Over 80 Aer Lingus cabin crew jobs in Shannon at risk

Mike Dwane

Reporter:

Mike Dwane

Aer Lingus: over 80 cabin crew jobs are at risk in Shannon dispute
A ROW between Aer Lingus and IMPACT over the numbers needed to crew transatlantic services has escalated to the point where almost 90 jobs are at risk as the company contemplates closing its cabin crew base in Shannon.

A ROW between Aer Lingus and IMPACT over the numbers needed to crew transatlantic services has escalated to the point where almost 90 jobs are at risk as the company contemplates closing its cabin crew base in Shannon.

The airline earlier this year announced that it was extending flights from Shannon to Boston and New York to year-round but this would require smaller aircraft. A deal to wet lease Boeing 757s was reached with Dublin-based firm ACL. While this firm was to provide the pilots, Aer Lingus would use cabin crew based at Shannon and had hired an extra 30 trainees.

But a dispute between IMPACT and the airline over staffing levels needed to crew the 757s has seen the training programme stopped and the airline issuing a note to staff that it now considers the cabin crew base at Shannon “unviable” and that all the jobs on the transatlantic services could be outsourced.

Aer Lingus had sought to crew the flights with four people whereas the union said industry best practice was for a minimum of five staff on long haul flights.

While the services themselves are unaffected, 87 cabin crew in Shannon are now at risk of redundancy.

Aer Lingus said it had been left with no option after being informed by IMPACT that it would not agree to crew the 757s due to start operating out of Shannon in January.
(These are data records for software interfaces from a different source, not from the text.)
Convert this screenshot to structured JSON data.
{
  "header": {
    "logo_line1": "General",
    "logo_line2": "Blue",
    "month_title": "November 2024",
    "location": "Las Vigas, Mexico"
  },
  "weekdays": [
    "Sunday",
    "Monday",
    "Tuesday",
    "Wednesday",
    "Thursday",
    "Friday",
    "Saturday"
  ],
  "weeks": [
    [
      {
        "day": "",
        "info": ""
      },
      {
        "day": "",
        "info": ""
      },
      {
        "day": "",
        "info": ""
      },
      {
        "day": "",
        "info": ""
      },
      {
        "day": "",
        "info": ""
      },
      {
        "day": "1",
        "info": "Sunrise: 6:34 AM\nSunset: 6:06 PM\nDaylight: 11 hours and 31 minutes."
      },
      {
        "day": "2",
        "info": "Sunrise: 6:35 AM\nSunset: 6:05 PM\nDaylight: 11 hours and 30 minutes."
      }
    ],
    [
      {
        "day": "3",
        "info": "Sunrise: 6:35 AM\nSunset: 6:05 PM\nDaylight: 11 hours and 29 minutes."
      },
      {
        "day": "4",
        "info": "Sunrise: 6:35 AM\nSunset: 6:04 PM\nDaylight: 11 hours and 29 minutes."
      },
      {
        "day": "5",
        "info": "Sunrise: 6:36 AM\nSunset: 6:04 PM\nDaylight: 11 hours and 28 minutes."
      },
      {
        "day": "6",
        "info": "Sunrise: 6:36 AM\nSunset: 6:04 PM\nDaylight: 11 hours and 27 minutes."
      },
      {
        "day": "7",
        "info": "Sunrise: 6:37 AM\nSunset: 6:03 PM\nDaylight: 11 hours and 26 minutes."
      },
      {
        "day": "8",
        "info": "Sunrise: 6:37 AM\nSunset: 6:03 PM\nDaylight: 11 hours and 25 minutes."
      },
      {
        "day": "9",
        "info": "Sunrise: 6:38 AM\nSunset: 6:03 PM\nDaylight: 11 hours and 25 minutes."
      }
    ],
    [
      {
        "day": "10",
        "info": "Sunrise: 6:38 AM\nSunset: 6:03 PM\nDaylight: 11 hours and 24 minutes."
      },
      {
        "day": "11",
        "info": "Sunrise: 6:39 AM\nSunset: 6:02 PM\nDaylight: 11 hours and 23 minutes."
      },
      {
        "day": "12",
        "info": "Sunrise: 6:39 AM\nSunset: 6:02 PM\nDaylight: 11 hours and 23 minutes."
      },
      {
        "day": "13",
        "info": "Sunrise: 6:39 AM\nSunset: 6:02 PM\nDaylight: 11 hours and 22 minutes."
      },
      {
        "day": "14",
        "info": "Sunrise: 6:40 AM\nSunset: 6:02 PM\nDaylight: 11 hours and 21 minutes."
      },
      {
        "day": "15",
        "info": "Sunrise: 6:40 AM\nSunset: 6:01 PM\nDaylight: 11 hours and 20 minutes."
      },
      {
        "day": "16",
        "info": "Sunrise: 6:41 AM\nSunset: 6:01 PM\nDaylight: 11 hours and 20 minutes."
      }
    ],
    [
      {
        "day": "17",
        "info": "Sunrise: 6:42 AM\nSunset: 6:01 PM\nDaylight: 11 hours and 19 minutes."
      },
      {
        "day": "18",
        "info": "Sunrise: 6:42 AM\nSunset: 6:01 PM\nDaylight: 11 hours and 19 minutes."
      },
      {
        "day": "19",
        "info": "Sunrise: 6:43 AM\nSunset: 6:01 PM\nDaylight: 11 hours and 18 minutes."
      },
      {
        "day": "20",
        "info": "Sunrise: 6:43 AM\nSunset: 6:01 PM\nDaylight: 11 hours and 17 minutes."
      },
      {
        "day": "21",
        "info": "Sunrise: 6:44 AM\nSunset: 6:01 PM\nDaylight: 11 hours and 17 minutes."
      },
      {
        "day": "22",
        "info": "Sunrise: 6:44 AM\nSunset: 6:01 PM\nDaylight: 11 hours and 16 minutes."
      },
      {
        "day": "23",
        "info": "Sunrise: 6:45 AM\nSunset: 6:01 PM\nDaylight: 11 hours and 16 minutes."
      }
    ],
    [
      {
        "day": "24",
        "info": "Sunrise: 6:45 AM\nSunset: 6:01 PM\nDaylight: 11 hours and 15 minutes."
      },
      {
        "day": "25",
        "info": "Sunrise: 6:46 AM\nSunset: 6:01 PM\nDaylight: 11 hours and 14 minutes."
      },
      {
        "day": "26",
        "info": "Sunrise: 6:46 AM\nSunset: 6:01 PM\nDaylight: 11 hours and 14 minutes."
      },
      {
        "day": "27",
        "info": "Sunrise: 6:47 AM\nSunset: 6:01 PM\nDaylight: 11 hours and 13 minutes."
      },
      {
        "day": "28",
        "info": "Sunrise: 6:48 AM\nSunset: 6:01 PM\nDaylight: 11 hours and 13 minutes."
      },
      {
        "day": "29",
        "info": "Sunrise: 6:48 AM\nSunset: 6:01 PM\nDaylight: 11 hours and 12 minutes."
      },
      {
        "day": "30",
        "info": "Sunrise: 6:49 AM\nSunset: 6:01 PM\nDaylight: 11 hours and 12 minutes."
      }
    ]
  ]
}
“We were obliged to instruct ACL that they should start recruiting to crew the aircraft. As a direct result, Aer Lingus, rather than growing its cabin crew employee numbers, will now have a surplus of cabin crew. We have therefore had to notify a group of 30 recently hired cabin crew trainees that their training has been cancelled with immediate effect, as the roles for which they were training will no longer exist in Aer Lingus. We deeply regret having to take this action. It was our express desire that the aircraft would be crewed by our excellent Shannon-based crew and we are extremely disappointed that this will now not be the case,” a company spokesman said.

But IMPACT’s Michael Landers rejected the company’s claims that the union was being inflexible on crewing the aircraft.

“We have made consistent efforts to have discussions with the company on the appropriate crew levels for this new service. Management has attempted to bully its own staff into submission with an ultimatum, and then slammed the door on discussions when it announced it would outsource crew,” Mr Landers said.

He added the company had “shown a willingness to play with peoples livelihoods to make a point, as it cast out a group of 30 cabin crew trainees two weeks ago to pave the way for its outsourcing plan. This action was, again, unnecessary in addition to being unfair”.

“Now, the deputy chief executive has turned up at Shannon to crush the livelihoods of loyal staff for whom Shannon is both a workplace and a part of the world they call home.”

A ballot for industrial action - not only on outsourcing in Shannon but on rostering and what IMPACT said were breaches of existing agreements - was due to close this Wednesday.

Fianna Fail transport spokesman and TD for Clare Timmy Dooley has urged both sides to return to the negotiating table to save the jobs in Shannon.